Day-ahead gas prices rose to highs of 49p/th in anticipation of reduced gas availability in Norway. Maintenance at the Kollsnes processing plant and the Vesterled pipeline to St Fergus cut overall Norwegian exports to the UK to just 42mcm, the lowest level since June. However, increased use of gas storage and lower Interconnector exports helped the UK gas system adapt to a sharp drop in Norwegian imports. Rough storage withdrawals have been ongoing this month at around 12mcm/day. At that rate the allowed cushion gas will not last beyond January. The Corrib gas field in Ireland has also returned from maintenance, which reduced gas exports to Ireland. Continued above seasonal normal temperatures forecast for the next two weeks are capping domestic gas demand, while very strong wind levels, consistently over 7GW, have reduced the need of gas for power consumption. Longer-dated contracts are marginally higher week-on-week, hovering just below their early September highs. It remains to be seen how the UK will be able to react to a large increase in demand during a cold snap. With limited storage stocks the country will be more dependent on pipeline imports and LNG which could come at a higher cost.
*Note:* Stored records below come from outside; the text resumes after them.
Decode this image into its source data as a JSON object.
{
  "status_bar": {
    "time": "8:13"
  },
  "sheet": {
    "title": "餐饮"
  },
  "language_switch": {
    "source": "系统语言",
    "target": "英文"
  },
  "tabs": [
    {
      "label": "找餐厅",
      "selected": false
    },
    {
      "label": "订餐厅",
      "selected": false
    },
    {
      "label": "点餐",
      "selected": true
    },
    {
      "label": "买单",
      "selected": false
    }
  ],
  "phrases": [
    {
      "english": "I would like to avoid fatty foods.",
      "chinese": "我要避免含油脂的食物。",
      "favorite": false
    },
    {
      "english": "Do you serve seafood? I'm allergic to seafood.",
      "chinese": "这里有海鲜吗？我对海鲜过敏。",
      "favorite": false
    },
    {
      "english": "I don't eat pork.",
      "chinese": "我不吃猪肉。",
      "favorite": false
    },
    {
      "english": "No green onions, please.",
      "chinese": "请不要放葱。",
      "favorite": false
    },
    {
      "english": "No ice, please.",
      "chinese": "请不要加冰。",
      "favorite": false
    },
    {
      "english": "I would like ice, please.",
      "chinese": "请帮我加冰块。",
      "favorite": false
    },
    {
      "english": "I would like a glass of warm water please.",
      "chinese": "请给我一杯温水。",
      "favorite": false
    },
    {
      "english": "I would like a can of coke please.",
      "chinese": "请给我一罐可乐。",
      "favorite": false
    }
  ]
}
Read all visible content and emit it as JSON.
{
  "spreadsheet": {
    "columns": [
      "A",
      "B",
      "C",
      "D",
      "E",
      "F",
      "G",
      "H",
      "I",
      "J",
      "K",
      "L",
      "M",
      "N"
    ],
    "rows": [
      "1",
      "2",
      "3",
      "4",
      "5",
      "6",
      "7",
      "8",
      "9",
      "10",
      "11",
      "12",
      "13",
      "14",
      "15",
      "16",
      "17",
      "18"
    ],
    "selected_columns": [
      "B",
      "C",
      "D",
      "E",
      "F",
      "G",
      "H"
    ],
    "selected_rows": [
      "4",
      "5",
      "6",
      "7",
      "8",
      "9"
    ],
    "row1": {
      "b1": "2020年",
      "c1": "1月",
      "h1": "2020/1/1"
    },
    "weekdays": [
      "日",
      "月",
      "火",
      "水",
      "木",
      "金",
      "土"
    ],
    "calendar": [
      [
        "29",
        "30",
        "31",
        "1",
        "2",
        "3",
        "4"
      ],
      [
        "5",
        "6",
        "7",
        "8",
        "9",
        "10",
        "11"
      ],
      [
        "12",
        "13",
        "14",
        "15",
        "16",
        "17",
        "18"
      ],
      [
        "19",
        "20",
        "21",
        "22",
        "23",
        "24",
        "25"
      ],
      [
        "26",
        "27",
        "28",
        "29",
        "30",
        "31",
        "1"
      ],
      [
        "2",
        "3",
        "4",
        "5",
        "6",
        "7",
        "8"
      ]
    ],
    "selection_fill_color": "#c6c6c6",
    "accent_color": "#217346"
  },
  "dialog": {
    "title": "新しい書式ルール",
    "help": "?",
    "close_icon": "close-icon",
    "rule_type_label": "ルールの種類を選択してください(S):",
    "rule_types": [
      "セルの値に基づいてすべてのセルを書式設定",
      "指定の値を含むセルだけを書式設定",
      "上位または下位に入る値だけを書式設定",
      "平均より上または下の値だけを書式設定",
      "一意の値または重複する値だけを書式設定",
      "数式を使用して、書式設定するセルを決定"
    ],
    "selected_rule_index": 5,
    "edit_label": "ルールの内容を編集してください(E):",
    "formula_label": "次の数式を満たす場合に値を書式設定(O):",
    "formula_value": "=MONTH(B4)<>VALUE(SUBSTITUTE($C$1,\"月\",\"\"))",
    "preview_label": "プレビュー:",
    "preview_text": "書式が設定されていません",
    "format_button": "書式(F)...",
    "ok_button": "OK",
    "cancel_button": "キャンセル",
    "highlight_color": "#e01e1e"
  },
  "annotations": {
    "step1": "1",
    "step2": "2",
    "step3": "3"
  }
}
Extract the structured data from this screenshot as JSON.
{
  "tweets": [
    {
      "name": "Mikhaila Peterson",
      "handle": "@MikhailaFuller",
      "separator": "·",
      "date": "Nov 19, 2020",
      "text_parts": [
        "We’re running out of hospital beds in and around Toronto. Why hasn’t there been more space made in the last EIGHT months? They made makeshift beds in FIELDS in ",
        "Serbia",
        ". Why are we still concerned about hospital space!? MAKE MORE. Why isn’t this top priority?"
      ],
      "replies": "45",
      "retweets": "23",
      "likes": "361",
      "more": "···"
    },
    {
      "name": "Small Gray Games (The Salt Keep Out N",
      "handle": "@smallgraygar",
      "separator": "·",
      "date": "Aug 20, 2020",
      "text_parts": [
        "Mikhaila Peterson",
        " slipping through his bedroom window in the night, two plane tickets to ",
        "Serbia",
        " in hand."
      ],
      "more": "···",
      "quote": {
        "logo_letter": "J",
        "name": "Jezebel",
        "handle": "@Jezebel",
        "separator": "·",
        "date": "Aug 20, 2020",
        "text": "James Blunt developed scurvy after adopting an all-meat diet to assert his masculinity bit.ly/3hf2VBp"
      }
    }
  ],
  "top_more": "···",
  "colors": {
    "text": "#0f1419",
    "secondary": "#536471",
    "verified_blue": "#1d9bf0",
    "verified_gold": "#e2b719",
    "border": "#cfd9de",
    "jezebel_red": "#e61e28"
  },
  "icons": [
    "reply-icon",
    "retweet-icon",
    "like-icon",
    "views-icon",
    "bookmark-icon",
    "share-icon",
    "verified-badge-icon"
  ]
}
Day-ahead power prices fell across the week as higher wind output, peaking at over 9GW on occasion, continued to pressure the prompt, reducing the share of gas and coal in the fuel mix. Peak demand has risen above 40GW and will rise sharply at the end of October following the clock change. However, Day-ahead prices closed the week around £45/MWh. Front-month prices briefly hit highs of £56/MWh, the highest level since January following concerns over French nuclear plant availability. Following an order from the safety authority the Tricastin nuclear plant has been offline since last month. French nuclear capacity is forecast to rise sharply next month, increasing from 40GW to 60GW by December. However, concerns that the ongoing safety investigation will lead to further shutdowns or delayed restarts are increasing November power prices, at a time when cold temperatures are more likely to lift demand. At present the French nuclear problems remain a short-term issue and price gains are largely limited to the balance of winter contracts.